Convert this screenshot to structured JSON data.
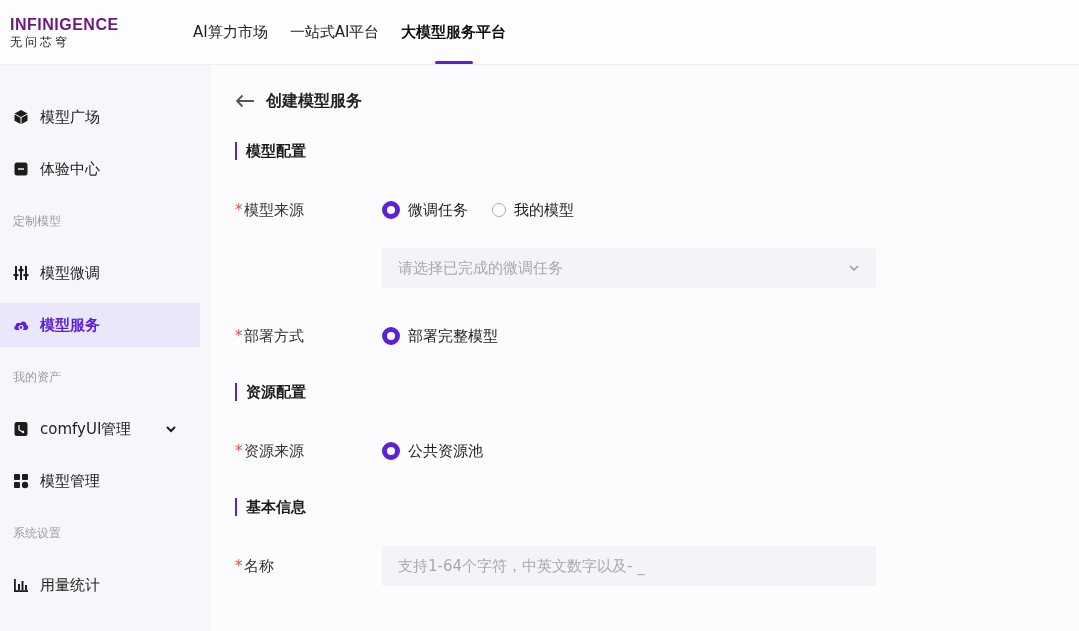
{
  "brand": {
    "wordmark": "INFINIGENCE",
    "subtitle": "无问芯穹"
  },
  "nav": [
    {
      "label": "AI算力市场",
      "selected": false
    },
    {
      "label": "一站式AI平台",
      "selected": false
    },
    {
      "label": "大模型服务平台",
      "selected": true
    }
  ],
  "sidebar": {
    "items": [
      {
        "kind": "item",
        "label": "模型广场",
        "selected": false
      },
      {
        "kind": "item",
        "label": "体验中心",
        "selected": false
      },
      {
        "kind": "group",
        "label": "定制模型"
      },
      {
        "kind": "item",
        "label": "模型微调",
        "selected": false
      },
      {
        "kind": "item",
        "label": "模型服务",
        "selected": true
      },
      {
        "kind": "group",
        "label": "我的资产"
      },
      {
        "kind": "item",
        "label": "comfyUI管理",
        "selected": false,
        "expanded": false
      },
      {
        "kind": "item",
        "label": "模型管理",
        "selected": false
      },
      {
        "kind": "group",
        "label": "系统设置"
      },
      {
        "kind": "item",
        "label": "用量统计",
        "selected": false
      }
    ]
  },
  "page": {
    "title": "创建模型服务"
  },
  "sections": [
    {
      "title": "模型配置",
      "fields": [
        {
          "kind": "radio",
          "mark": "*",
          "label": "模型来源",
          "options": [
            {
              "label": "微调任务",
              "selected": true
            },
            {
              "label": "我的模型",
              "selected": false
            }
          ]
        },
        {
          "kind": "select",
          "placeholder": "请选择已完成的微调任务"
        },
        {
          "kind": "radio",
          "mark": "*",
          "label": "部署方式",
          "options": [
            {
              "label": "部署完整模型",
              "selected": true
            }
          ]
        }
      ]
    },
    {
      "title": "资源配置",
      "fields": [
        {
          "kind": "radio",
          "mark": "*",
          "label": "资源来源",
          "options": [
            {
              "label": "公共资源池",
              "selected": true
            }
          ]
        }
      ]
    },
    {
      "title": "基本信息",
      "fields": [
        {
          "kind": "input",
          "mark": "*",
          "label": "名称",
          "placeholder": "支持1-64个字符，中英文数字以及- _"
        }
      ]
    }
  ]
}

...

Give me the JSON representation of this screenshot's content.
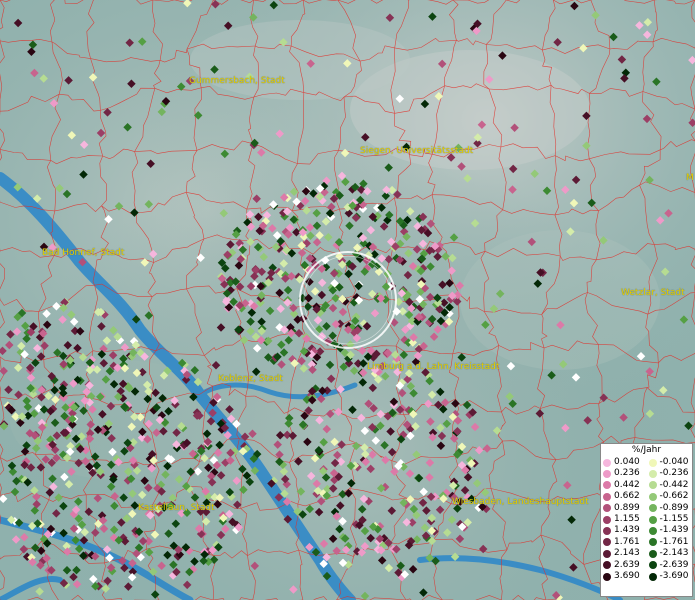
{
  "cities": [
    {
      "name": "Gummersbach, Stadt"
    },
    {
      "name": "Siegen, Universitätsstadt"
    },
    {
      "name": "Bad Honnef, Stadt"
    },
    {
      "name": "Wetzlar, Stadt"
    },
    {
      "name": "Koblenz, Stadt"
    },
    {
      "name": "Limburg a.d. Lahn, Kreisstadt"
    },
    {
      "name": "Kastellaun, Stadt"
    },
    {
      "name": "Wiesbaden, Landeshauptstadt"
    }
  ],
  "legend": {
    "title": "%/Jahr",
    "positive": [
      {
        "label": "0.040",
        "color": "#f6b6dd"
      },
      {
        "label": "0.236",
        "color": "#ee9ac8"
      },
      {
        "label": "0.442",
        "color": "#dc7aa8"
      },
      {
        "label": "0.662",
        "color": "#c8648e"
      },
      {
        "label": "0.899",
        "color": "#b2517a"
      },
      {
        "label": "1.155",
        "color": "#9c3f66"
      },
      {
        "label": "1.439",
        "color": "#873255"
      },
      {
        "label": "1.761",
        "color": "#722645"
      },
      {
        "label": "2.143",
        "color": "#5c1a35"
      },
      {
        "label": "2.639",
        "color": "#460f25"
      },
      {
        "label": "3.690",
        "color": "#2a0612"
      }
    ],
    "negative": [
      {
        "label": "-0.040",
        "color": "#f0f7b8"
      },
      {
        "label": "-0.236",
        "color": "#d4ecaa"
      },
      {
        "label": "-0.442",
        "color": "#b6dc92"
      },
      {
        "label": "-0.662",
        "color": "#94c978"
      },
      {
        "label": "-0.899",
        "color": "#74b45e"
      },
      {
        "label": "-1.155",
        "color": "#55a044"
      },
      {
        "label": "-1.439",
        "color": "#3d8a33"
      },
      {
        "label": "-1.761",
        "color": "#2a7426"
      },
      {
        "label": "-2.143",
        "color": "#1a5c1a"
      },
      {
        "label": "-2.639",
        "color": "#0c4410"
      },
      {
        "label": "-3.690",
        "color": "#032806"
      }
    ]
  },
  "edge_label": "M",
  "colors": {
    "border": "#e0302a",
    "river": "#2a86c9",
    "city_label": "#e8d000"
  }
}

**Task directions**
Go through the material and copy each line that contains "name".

**Your solution**
      "name": "Gummersbach, Stadt"
      "name": "Siegen, Universitätsstadt"
      "name": "Bad Honnef, Stadt"
      "name": "Wetzlar, Stadt"
      "name": "Koblenz, Stadt"
      "name": "Limburg a.d. Lahn, Kreisstadt"
      "name": "Kastellaun, Stadt"
      "name": "Wiesbaden, Landeshauptstadt"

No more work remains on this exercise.